**Source information:**
== Segment start ==

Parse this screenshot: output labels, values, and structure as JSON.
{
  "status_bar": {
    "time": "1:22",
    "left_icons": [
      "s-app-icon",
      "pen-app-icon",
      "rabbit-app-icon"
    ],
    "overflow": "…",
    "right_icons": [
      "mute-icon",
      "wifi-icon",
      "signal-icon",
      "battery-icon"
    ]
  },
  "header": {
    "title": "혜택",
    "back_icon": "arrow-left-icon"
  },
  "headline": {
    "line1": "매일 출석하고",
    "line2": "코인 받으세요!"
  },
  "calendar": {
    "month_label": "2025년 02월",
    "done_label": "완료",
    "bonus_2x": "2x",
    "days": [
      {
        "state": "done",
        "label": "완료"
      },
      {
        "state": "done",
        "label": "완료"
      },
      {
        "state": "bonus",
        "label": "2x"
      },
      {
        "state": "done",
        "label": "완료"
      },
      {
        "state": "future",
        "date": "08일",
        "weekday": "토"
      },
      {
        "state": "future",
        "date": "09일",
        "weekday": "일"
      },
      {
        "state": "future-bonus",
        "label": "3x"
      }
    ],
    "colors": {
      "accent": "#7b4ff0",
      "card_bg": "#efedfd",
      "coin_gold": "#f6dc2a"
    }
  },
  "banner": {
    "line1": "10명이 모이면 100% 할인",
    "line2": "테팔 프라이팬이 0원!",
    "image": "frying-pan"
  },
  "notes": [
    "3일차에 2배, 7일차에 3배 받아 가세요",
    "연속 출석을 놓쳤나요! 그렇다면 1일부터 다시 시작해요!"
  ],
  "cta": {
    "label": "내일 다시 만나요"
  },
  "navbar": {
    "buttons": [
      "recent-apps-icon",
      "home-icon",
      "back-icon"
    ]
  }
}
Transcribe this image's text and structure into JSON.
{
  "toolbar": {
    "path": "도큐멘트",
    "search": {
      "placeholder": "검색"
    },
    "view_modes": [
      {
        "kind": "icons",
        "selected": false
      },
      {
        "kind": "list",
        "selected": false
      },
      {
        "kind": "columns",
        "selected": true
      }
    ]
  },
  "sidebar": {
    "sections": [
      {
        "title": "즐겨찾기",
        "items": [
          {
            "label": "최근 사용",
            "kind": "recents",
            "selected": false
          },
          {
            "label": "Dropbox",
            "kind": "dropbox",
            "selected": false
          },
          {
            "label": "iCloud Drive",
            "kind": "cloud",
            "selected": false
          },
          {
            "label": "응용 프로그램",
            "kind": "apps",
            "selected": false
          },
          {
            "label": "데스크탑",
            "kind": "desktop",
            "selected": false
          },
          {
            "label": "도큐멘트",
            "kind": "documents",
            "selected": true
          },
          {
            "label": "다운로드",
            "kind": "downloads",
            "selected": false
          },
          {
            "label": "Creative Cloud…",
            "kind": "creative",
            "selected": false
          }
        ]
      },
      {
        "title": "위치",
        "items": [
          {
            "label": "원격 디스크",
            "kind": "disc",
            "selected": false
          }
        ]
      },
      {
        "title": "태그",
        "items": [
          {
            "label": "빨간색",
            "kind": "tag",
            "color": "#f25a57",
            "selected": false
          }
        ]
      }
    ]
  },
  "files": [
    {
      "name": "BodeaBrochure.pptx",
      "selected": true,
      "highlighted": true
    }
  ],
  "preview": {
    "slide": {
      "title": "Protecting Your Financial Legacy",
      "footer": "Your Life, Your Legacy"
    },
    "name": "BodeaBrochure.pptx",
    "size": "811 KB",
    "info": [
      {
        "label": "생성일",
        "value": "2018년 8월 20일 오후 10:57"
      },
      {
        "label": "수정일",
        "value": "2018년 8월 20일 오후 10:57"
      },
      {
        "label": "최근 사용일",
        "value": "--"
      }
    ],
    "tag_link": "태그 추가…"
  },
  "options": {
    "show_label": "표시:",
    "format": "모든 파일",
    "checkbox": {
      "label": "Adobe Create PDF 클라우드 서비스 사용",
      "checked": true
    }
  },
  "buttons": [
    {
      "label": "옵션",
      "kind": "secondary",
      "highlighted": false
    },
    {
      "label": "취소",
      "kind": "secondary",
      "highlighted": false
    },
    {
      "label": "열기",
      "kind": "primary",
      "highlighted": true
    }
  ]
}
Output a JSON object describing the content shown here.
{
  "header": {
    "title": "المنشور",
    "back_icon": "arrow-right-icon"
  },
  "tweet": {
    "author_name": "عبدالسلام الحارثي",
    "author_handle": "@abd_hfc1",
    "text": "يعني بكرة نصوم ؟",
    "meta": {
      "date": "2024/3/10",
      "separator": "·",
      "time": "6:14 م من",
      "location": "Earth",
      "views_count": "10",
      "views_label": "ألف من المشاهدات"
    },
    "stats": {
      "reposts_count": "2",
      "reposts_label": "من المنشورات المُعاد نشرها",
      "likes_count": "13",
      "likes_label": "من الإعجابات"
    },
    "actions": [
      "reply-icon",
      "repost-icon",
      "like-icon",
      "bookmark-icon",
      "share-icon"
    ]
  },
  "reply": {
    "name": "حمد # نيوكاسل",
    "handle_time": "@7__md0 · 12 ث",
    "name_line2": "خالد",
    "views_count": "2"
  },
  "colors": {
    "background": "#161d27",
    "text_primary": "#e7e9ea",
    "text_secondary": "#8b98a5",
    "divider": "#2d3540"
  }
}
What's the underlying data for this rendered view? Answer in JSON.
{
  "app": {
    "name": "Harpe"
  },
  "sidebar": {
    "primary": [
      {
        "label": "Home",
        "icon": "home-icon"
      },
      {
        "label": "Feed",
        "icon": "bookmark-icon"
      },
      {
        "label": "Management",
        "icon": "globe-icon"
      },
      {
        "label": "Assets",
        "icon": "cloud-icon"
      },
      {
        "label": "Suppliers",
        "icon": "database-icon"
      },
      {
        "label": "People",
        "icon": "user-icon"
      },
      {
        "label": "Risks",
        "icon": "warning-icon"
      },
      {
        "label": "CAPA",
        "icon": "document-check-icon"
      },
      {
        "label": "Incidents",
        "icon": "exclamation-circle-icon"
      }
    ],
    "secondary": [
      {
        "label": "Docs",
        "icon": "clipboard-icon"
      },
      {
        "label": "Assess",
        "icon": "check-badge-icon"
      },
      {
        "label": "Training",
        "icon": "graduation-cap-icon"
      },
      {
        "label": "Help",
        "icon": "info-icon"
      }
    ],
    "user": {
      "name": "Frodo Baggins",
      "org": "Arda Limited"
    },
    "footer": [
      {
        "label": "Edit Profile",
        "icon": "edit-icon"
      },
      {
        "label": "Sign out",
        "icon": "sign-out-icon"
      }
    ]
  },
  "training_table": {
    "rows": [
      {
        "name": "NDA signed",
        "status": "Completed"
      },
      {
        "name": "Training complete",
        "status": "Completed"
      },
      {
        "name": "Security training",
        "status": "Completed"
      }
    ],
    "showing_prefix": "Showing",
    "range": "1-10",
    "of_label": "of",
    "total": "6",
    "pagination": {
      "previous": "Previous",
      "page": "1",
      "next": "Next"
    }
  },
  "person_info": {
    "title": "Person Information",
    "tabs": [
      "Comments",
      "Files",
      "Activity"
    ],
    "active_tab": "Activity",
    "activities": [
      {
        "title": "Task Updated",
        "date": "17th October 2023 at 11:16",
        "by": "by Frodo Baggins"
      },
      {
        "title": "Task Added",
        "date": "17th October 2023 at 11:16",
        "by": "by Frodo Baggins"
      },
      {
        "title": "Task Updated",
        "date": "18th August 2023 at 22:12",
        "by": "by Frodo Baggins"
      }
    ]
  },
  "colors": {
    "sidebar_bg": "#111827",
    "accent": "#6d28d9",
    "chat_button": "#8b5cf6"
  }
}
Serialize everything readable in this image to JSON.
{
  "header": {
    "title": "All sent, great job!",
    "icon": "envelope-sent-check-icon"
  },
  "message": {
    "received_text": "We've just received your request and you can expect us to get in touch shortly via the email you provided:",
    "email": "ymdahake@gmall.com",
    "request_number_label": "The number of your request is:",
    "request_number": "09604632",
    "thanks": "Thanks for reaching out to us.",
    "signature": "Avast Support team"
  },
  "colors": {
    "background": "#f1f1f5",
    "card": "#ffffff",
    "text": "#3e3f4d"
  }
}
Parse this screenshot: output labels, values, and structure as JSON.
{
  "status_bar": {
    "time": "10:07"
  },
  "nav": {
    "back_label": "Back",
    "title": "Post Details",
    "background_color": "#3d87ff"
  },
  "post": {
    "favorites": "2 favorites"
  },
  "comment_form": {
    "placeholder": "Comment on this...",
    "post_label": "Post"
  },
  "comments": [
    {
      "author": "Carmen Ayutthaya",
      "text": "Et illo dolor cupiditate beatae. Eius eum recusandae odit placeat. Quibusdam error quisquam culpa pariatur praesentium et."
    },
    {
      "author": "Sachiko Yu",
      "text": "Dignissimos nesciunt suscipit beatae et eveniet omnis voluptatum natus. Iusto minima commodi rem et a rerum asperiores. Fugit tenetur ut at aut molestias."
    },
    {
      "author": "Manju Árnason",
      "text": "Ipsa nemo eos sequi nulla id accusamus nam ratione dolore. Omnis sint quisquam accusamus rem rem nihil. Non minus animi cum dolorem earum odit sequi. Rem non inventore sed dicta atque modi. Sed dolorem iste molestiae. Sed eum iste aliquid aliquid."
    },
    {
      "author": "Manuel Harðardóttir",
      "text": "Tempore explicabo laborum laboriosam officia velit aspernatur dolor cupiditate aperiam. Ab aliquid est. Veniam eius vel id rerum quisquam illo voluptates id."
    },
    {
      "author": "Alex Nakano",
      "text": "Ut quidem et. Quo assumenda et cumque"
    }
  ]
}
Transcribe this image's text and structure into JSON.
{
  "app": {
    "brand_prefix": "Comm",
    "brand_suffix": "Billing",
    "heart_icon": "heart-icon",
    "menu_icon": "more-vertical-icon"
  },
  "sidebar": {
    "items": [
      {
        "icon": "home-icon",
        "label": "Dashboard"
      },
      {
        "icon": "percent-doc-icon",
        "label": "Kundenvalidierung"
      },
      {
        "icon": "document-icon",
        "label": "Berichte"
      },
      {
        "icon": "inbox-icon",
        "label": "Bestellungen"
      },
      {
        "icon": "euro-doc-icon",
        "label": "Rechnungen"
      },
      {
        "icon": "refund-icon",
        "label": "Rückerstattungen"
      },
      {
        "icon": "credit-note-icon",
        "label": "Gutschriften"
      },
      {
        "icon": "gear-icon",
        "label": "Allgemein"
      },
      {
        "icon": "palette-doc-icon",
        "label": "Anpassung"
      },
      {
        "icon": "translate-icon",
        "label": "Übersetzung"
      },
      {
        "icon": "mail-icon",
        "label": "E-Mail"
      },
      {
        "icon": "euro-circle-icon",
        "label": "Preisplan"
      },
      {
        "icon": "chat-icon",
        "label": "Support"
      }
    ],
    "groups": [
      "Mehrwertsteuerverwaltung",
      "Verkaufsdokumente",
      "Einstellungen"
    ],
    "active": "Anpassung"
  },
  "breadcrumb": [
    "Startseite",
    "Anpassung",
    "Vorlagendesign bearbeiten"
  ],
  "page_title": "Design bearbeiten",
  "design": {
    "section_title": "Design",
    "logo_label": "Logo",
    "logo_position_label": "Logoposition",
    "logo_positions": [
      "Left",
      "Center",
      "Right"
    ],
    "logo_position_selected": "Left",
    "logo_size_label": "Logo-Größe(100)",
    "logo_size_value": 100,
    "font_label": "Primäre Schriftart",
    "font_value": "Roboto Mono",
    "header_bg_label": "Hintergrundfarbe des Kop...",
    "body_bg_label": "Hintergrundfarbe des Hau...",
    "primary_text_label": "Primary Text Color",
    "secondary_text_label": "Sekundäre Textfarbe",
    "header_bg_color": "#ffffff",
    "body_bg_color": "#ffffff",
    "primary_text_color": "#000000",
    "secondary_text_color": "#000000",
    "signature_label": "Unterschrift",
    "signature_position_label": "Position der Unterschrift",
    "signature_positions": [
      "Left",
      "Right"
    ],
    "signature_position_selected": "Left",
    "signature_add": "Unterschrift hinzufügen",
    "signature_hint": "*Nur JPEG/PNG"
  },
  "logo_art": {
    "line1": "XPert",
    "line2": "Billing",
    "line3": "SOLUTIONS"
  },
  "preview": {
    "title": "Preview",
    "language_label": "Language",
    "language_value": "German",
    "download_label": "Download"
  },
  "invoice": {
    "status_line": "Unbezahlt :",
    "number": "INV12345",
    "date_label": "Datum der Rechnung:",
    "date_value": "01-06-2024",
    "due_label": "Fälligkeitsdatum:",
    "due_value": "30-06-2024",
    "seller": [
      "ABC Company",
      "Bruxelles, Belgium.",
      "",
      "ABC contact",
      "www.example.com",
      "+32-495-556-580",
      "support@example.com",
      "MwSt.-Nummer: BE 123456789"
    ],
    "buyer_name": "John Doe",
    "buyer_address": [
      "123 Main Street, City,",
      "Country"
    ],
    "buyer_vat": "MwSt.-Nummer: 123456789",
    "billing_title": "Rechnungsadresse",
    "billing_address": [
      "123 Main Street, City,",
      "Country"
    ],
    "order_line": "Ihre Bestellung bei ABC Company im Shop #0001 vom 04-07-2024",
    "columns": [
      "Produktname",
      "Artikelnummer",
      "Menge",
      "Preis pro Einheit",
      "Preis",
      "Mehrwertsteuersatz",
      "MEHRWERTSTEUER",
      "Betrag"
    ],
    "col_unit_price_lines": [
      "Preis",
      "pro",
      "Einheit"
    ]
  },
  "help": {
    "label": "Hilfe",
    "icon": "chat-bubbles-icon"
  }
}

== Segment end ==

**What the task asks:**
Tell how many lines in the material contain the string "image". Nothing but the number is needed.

**Result for this exercise:**
4